Not far from my hotel, a group of militiamen stood watch. One of them, a plump man in fatigues with a heavy, prematurely gray beard, came up to me and asked for my camera — not good. Someone had mentioned to me earlier that they might not appreciate being photographed, so I'd actually been avoiding them. Nonetheless, this particular guy was on to me.

He took the camera, inspected it and nodded to himself. "Here," he said to me in English. Rather than return my camera, he gave me his AK-47 and proceeded to start snapping pictures of his fellow militia. They all mugged for the camera, and he did his best to take photos. He even insisted I get in the picture with them. Soon enough, I got my camera back, though he jokingly pretended to drop it, then slapped me hard on the back, chuckling to himself.

As for the thousands of Libyan families in their cars, their goal was to reach Benghazi courthouse and its main square, the symbolic heart of the Libyan revolution. At this rate, though, there was no chance that most of these cars would ever find a place to park. Since the road runs all the way around the lake, at least they had another option: to continue as a procession of hundreds of cars, cruising slower than a person walks, laughing, cheering, singing, waving Vs for victory to whomever made eye contact with them.

They may not have realized it, but these Libyans had just created Benghazi's first true Independence Day parade.

With Twitter and other social media, NPR's Andy Carvin monitored immediate, on-the-ground developments during the upheavals of the Arab Spring from Washington, D.C., through thousands of tweets and an army of followers that numbers in the tens of thousands. Now, he is in Libya, meeting face-to-face with some of those activists. He'll be sending us periodic updates on his journey.

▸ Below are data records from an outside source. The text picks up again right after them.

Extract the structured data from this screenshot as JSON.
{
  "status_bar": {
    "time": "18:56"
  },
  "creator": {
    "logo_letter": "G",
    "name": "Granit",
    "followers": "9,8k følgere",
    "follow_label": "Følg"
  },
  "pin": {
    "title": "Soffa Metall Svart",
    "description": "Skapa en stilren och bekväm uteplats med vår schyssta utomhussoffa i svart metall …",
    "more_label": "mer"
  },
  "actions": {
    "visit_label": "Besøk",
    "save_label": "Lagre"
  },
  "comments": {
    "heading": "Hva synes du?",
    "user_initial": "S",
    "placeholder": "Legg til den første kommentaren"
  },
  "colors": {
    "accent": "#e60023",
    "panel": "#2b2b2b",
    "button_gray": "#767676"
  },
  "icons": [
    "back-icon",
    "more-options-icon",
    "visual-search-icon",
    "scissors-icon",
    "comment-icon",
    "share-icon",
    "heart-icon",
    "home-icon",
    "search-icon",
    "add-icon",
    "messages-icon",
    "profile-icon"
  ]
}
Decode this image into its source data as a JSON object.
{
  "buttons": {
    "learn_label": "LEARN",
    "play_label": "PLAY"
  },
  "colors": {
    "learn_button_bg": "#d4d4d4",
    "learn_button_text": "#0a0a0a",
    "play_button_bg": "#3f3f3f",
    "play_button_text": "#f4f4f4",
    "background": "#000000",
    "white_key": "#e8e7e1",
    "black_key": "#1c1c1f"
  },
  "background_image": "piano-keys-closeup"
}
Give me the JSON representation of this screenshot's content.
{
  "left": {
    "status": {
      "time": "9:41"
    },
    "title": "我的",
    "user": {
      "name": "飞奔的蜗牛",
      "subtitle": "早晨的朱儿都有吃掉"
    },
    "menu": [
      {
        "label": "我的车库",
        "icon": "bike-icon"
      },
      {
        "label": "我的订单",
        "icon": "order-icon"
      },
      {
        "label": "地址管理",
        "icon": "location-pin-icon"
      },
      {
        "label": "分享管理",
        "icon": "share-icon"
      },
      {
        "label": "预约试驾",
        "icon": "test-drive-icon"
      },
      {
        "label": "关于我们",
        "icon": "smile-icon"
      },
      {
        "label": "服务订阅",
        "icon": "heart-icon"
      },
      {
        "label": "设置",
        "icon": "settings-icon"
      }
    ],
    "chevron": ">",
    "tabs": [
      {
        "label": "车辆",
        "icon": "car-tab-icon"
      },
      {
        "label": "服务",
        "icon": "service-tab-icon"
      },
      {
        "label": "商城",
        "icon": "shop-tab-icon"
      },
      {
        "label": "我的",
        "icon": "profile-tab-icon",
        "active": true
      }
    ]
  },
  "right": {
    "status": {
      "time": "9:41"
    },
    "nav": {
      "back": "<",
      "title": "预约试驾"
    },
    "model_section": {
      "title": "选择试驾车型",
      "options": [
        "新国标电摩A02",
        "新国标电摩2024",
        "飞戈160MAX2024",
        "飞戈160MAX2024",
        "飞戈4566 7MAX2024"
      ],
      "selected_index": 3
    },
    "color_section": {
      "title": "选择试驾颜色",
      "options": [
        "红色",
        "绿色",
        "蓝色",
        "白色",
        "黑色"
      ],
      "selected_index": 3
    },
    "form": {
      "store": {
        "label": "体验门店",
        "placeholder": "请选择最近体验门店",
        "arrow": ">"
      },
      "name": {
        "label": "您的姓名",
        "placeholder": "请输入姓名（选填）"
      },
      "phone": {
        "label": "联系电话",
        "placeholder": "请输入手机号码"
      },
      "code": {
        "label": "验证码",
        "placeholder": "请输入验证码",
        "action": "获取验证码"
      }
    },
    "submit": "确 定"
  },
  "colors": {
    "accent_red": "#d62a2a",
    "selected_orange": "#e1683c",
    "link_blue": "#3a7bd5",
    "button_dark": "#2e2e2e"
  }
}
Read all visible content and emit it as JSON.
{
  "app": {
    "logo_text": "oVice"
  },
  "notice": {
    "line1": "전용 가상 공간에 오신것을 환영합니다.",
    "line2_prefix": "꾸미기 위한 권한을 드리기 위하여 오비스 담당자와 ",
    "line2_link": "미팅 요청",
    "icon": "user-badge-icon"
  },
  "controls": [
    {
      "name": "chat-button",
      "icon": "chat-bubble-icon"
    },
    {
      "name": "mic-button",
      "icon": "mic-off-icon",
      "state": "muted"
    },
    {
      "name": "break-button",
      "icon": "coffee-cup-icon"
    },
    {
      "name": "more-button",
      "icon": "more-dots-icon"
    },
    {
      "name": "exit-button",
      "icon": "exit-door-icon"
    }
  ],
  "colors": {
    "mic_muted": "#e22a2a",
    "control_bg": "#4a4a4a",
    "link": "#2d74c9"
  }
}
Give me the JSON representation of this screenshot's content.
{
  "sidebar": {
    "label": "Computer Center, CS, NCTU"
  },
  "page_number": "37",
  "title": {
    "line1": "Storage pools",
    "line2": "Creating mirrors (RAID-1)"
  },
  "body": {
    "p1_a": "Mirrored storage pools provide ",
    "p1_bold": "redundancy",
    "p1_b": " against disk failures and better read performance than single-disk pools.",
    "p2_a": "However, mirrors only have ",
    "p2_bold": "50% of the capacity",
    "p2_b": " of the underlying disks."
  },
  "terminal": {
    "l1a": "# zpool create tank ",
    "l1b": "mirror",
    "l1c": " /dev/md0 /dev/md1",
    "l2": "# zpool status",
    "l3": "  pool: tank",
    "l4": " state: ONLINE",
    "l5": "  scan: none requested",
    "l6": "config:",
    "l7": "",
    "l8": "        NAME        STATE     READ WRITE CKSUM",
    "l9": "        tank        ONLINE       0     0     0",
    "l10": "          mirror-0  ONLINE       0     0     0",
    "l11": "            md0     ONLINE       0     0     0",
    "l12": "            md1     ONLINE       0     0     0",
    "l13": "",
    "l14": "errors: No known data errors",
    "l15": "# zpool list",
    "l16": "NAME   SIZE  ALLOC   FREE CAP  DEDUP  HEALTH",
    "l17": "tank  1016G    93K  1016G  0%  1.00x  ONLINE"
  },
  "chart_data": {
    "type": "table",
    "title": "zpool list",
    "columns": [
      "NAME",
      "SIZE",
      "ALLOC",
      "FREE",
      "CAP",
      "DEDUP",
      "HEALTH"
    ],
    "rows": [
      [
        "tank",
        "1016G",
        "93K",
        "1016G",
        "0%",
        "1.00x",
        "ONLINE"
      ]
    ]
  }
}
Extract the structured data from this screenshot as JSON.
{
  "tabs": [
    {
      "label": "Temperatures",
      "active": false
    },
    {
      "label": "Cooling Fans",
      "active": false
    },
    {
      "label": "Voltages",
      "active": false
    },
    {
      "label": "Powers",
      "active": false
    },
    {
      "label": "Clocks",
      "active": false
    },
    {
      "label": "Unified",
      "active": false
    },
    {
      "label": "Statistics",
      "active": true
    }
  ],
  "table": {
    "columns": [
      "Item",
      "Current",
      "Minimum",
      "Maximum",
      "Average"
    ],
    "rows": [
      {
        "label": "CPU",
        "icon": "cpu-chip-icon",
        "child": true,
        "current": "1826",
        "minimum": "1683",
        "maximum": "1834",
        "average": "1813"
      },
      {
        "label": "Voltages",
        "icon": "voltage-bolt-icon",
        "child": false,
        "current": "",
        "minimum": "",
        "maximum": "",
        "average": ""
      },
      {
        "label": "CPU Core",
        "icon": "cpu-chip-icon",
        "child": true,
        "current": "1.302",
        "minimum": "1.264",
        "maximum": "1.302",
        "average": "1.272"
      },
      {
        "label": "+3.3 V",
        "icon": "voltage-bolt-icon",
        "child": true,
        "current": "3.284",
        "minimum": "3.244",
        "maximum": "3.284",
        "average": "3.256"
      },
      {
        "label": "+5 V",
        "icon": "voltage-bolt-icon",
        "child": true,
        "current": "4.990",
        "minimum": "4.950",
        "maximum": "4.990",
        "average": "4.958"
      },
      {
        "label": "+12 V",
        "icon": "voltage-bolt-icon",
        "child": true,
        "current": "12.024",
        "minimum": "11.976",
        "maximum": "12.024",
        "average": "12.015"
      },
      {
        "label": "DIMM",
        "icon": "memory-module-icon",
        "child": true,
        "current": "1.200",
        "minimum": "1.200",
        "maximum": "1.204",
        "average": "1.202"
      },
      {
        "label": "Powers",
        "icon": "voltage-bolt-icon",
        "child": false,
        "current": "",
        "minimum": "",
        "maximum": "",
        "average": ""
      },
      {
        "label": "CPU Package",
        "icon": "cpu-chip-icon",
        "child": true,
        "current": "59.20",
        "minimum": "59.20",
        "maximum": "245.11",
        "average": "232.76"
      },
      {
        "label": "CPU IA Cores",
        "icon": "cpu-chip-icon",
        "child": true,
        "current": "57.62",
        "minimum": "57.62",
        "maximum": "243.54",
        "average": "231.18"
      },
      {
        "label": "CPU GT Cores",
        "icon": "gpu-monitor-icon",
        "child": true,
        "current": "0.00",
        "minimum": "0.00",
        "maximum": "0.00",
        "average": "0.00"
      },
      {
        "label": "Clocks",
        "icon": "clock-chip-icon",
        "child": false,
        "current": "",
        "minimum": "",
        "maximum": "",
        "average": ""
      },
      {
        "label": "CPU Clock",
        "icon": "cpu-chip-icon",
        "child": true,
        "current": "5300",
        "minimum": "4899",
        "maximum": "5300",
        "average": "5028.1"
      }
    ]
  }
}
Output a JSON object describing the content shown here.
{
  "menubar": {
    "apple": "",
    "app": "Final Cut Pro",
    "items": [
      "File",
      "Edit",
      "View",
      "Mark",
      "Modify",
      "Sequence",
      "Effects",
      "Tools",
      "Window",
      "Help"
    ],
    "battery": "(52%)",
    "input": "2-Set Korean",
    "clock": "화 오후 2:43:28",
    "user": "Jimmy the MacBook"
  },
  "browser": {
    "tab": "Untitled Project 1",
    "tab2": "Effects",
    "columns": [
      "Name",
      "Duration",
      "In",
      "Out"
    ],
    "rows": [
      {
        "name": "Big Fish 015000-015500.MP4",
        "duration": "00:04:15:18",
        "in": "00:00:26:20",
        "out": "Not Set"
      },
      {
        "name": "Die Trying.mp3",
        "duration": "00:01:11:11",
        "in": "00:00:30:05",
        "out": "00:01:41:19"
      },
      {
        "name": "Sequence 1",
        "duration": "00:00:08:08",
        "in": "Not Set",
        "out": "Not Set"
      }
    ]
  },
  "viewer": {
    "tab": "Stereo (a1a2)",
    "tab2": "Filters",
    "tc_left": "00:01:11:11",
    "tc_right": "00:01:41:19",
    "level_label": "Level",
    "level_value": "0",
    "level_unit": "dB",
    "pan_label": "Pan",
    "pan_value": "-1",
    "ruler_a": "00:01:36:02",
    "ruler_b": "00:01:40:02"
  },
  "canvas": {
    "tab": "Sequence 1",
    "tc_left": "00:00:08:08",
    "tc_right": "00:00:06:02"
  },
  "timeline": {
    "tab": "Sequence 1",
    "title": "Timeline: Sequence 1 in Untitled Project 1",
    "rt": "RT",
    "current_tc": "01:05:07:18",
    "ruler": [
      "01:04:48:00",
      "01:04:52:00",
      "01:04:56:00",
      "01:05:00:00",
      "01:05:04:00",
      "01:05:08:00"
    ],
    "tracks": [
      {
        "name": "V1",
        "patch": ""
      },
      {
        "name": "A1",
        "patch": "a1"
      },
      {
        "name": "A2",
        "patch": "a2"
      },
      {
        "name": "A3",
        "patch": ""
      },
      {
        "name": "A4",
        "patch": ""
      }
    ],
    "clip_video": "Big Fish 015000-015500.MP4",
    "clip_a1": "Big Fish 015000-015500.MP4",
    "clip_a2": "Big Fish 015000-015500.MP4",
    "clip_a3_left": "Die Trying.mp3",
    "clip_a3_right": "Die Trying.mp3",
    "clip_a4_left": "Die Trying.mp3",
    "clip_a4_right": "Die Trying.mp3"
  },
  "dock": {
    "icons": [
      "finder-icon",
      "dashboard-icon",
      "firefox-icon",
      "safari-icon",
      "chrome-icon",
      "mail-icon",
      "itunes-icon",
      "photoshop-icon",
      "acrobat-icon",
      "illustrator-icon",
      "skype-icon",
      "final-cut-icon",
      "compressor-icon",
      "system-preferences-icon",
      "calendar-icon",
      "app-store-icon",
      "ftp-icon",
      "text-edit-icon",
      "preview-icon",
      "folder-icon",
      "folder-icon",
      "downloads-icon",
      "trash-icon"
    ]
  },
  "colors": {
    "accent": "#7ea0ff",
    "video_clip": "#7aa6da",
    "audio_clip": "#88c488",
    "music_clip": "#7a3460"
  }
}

Copyright 2013 NPR. To see more, visit http://www.npr.org/.